Kennedy Celebrates NASA's 50th
Kings, queens, presidents, politicians, movie stars, musicians and tens-of-millions of everyday people from all over the world have flocked to NASA's Kennedy Space Center to experience America's space program.
President John F. Kennedy, for whom the center was later named, was the first American president to visit in 1962.
Through the years, royalty including Prince Philip of England, Queen Beatrix of the Netherlands and former Prime Minister of England Margaret Thatcher, just to name a few, toured the center.
The filming of space-related movies like "Apollo 13," "Contact," "Space Cowboys," "Armageddon" and "The Right Stuff" brought movie stars, directors and producers such as Tom Hanks, Bruce Willis, Ron Howard, Steven Spielberg and George Lucas to the center for authentic scene shoots.
Major television journalists and film crews from TV series such as "Modern Marvels," "Dirty Jobs," and the History and Discovery Channels are just a few that have come to Kennedy to cover space shuttle launches, landings and to film documentaries.
Mrs. Laura Bush, only the third first lady to attend a launch, watched the liftoff of space shuttle Discovery on its historic Return to Flight mission STS-114, in July 2004.
In February 2006, the legendary pilot Steve Fossett soared into record books when he took off from Kennedy's Shuttle Landing Facility in Virgin Atlantic's single seat, Global Flyer aircraft.
Establishing a new aviation non-stop flying record of more than 25,000 miles, Fossett endured 76 hours and 45 minutes in the cramped cabin sitting atop hundreds of gallons of fuel.
Although suffering from amyotrophic lateral sclerosis, also known as Lou Gehrig's disease, distinguished physicist Dr. Stephen Hawking traveled to Kennedy in April 2007 to realize a long-lived dream -- to experience weightlessness.
Hawking boarded a modified Boeing 727, managed by the Zero Gravity Corp. at the center's Shuttle Landing Facility.

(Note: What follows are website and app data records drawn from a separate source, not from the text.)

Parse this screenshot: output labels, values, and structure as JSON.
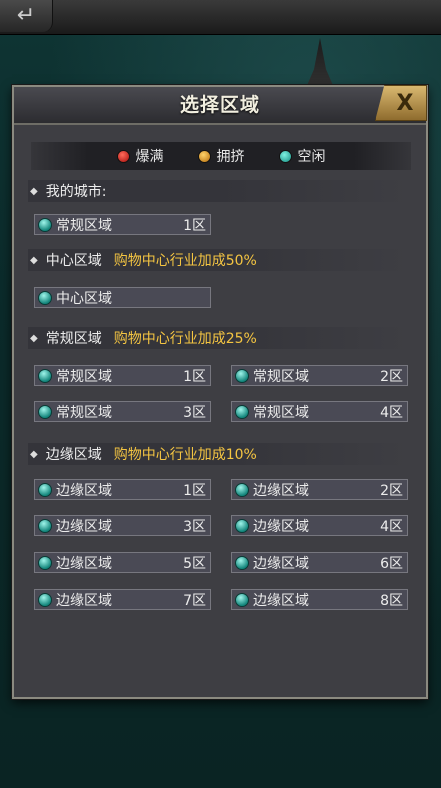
{
  "back_icon": "↵",
  "dialog": {
    "title": "选择区域",
    "close_label": "X"
  },
  "legend": [
    {
      "label": "爆满",
      "color": "#c4180f"
    },
    {
      "label": "拥挤",
      "color": "#e09a1f"
    },
    {
      "label": "空闲",
      "color": "#2fbfb0"
    }
  ],
  "my_city": {
    "label": "我的城市:",
    "zone": {
      "name": "常规区域",
      "num": "1区"
    }
  },
  "center": {
    "label": "中心区域",
    "bonus": "购物中心行业加成50%",
    "zone": {
      "name": "中心区域",
      "num": ""
    }
  },
  "regular": {
    "label": "常规区域",
    "bonus": "购物中心行业加成25%",
    "zones": [
      {
        "name": "常规区域",
        "num": "1区"
      },
      {
        "name": "常规区域",
        "num": "2区"
      },
      {
        "name": "常规区域",
        "num": "3区"
      },
      {
        "name": "常规区域",
        "num": "4区"
      }
    ]
  },
  "edge": {
    "label": "边缘区域",
    "bonus": "购物中心行业加成10%",
    "zones": [
      {
        "name": "边缘区域",
        "num": "1区"
      },
      {
        "name": "边缘区域",
        "num": "2区"
      },
      {
        "name": "边缘区域",
        "num": "3区"
      },
      {
        "name": "边缘区域",
        "num": "4区"
      },
      {
        "name": "边缘区域",
        "num": "5区"
      },
      {
        "name": "边缘区域",
        "num": "6区"
      },
      {
        "name": "边缘区域",
        "num": "7区"
      },
      {
        "name": "边缘区域",
        "num": "8区"
      }
    ]
  }
}
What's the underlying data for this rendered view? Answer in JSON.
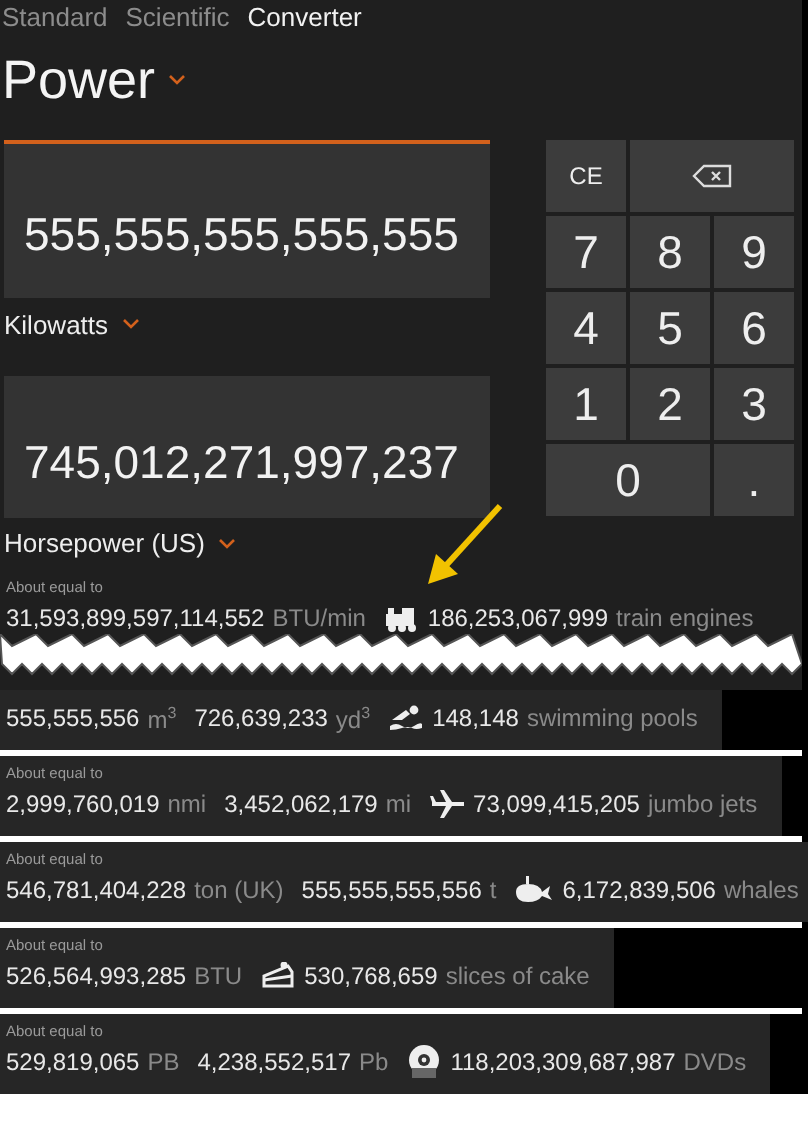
{
  "tabs": [
    {
      "label": "Standard",
      "selected": false
    },
    {
      "label": "Scientific",
      "selected": false
    },
    {
      "label": "Converter",
      "selected": true
    }
  ],
  "category": "Power",
  "input": {
    "value": "555,555,555,555,555",
    "unit": "Kilowatts",
    "active": true
  },
  "output": {
    "value": "745,012,271,997,237",
    "unit": "Horsepower (US)",
    "active": false
  },
  "keypad": [
    {
      "kind": "text",
      "label": "CE",
      "wide": false
    },
    {
      "kind": "backspace",
      "wide": true
    },
    {
      "kind": "digit",
      "label": "7",
      "wide": false
    },
    {
      "kind": "digit",
      "label": "8",
      "wide": false
    },
    {
      "kind": "digit",
      "label": "9",
      "wide": false
    },
    {
      "kind": "digit",
      "label": "4",
      "wide": false
    },
    {
      "kind": "digit",
      "label": "5",
      "wide": false
    },
    {
      "kind": "digit",
      "label": "6",
      "wide": false
    },
    {
      "kind": "digit",
      "label": "1",
      "wide": false
    },
    {
      "kind": "digit",
      "label": "2",
      "wide": false
    },
    {
      "kind": "digit",
      "label": "3",
      "wide": false
    },
    {
      "kind": "digit",
      "label": "0",
      "wide": true
    },
    {
      "kind": "digit",
      "label": ".",
      "wide": false
    }
  ],
  "equivalents": [
    {
      "label": "About equal to",
      "items": [
        {
          "value": "31,593,899,597,114,552",
          "unit": "BTU/min"
        },
        {
          "kind": "train",
          "value": "186,253,067,999",
          "unit": "train engines"
        }
      ]
    },
    {
      "items": [
        {
          "value": "555,555,556",
          "unit": "m$^{3}$"
        },
        {
          "value": "726,639,233",
          "unit": "yd$^{3}$"
        },
        {
          "kind": "swimmer",
          "value": "148,148",
          "unit": "swimming pools"
        }
      ]
    },
    {
      "label": "About equal to",
      "items": [
        {
          "value": "2,999,760,019",
          "unit": "nmi"
        },
        {
          "value": "3,452,062,179",
          "unit": "mi"
        },
        {
          "kind": "plane",
          "value": "73,099,415,205",
          "unit": "jumbo jets"
        }
      ]
    },
    {
      "label": "About equal to",
      "items": [
        {
          "value": "546,781,404,228",
          "unit": "ton (UK)"
        },
        {
          "value": "555,555,555,556",
          "unit": "t"
        },
        {
          "kind": "whale",
          "value": "6,172,839,506",
          "unit": "whales"
        }
      ]
    },
    {
      "label": "About equal to",
      "items": [
        {
          "value": "526,564,993,285",
          "unit": "BTU"
        },
        {
          "kind": "cake",
          "value": "530,768,659",
          "unit": "slices of cake"
        }
      ]
    },
    {
      "label": "About equal to",
      "items": [
        {
          "value": "529,819,065",
          "unit": "PB"
        },
        {
          "value": "4,238,552,517",
          "unit": "Pb"
        },
        {
          "kind": "disc",
          "value": "118,203,309,687,987",
          "unit": "DVDs"
        }
      ]
    }
  ]
}
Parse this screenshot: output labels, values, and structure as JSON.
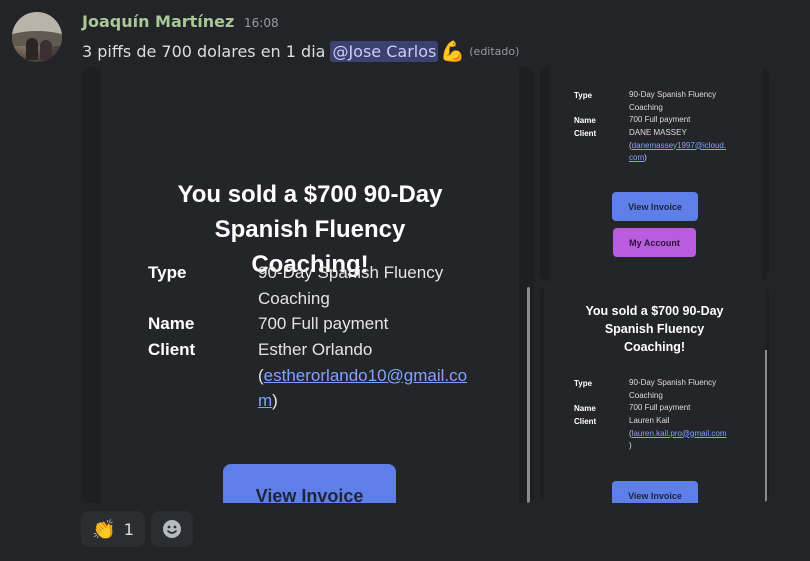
{
  "message": {
    "username": "Joaquín Martínez",
    "timestamp": "16:08",
    "text": "3 piffs de 700 dolares en 1 dia",
    "mention": "@Jose Carlos",
    "emoji": "💪",
    "edited": "(editado)"
  },
  "image_main": {
    "title_lines": [
      "You sold a $700 90-Day",
      "Spanish Fluency",
      "Coaching!"
    ],
    "type_label": "Type",
    "type_value_lines": [
      "90-Day Spanish Fluency",
      "Coaching"
    ],
    "name_label": "Name",
    "name_value": "700 Full payment",
    "client_label": "Client",
    "client_name": "Esther Orlando",
    "client_email_lines": [
      "(",
      "estherorlando10@gmail.co",
      "m",
      ")"
    ],
    "button": "View Invoice"
  },
  "image_top_right": {
    "type_label": "Type",
    "type_value_lines": [
      "90-Day Spanish Fluency",
      "Coaching"
    ],
    "name_label": "Name",
    "name_value": "700 Full payment",
    "client_label": "Client",
    "client_name": "DANE MASSEY",
    "client_email_lines": [
      "(",
      "danemassey1997@icloud.",
      "com",
      ")"
    ],
    "button_invoice": "View Invoice",
    "button_account": "My Account"
  },
  "image_bottom_right": {
    "title_lines": [
      "You sold a $700 90-Day",
      "Spanish Fluency",
      "Coaching!"
    ],
    "type_label": "Type",
    "type_value_lines": [
      "90-Day Spanish Fluency",
      "Coaching"
    ],
    "name_label": "Name",
    "name_value": "700 Full payment",
    "client_label": "Client",
    "client_name": "Lauren Kail",
    "client_email_lines": [
      "(",
      "lauren.kail.pro@gmail.com",
      ")"
    ],
    "button": "View Invoice"
  },
  "reactions": [
    {
      "icon": "clapping-hands-icon",
      "emoji": "👏",
      "count": "1"
    }
  ],
  "colors": {
    "background": "#232428",
    "username": "#a8c897",
    "mention_bg": "#3c4270",
    "button_invoice": "#5e7fe8",
    "button_account": "#b95ce0",
    "link": "#7fa4ff"
  }
}
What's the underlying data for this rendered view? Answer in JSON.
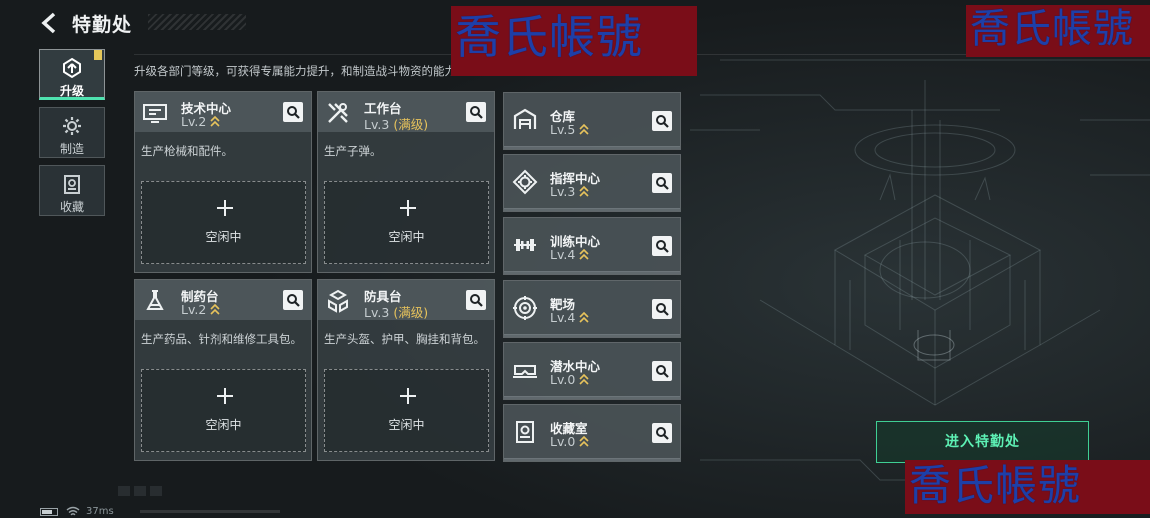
{
  "header": {
    "title": "特勤处",
    "watermark_text": "喬氏帳號"
  },
  "side_tabs": [
    {
      "label": "升级",
      "icon": "upgrade-icon",
      "active": true
    },
    {
      "label": "制造",
      "icon": "gear-icon",
      "active": false
    },
    {
      "label": "收藏",
      "icon": "collection-icon",
      "active": false
    }
  ],
  "description": "升级各部门等级，可获得专属能力提升，和制造战斗物资的能力",
  "big_cards": [
    {
      "name": "技术中心",
      "level": "Lv.2",
      "max_label": "",
      "desc": "生产枪械和配件。",
      "slot_label": "空闲中",
      "icon": "tech-center-icon"
    },
    {
      "name": "工作台",
      "level": "Lv.3",
      "max_label": "(满级)",
      "desc": "生产子弹。",
      "slot_label": "空闲中",
      "icon": "workbench-icon"
    },
    {
      "name": "制药台",
      "level": "Lv.2",
      "max_label": "",
      "desc": "生产药品、针剂和维修工具包。",
      "slot_label": "空闲中",
      "icon": "pharmacy-icon"
    },
    {
      "name": "防具台",
      "level": "Lv.3",
      "max_label": "(满级)",
      "desc": "生产头盔、护甲、胸挂和背包。",
      "slot_label": "空闲中",
      "icon": "armor-bench-icon"
    }
  ],
  "small_cards": [
    {
      "name": "仓库",
      "level": "Lv.5",
      "icon": "warehouse-icon"
    },
    {
      "name": "指挥中心",
      "level": "Lv.3",
      "icon": "command-center-icon"
    },
    {
      "name": "训练中心",
      "level": "Lv.4",
      "icon": "dumbbell-icon"
    },
    {
      "name": "靶场",
      "level": "Lv.4",
      "icon": "target-icon"
    },
    {
      "name": "潜水中心",
      "level": "Lv.0",
      "icon": "diving-mask-icon"
    },
    {
      "name": "收藏室",
      "level": "Lv.0",
      "icon": "collection-room-icon"
    }
  ],
  "enter_button": "进入特勤处",
  "status": {
    "ping": "37ms"
  },
  "colors": {
    "accent": "#4fe3b0",
    "max_level": "#e7c35c",
    "level_arrow": "#e7c35c",
    "watermark_bg": "#7a0d18",
    "watermark_text": "#1e3fa8"
  }
}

In flight, Hawking was able, with the support of his team, to float around the cabin for a few brief minutes, releasing him from the bonds of gravity.
NASA's Kennedy Space Center, through the last 50 years, has not only served as a launch platform to the universe, but has brought the universe closer to Earth for all to appreciate, study and enjoy.
Elaine M. Marconi
NASA's Kennedy Space Center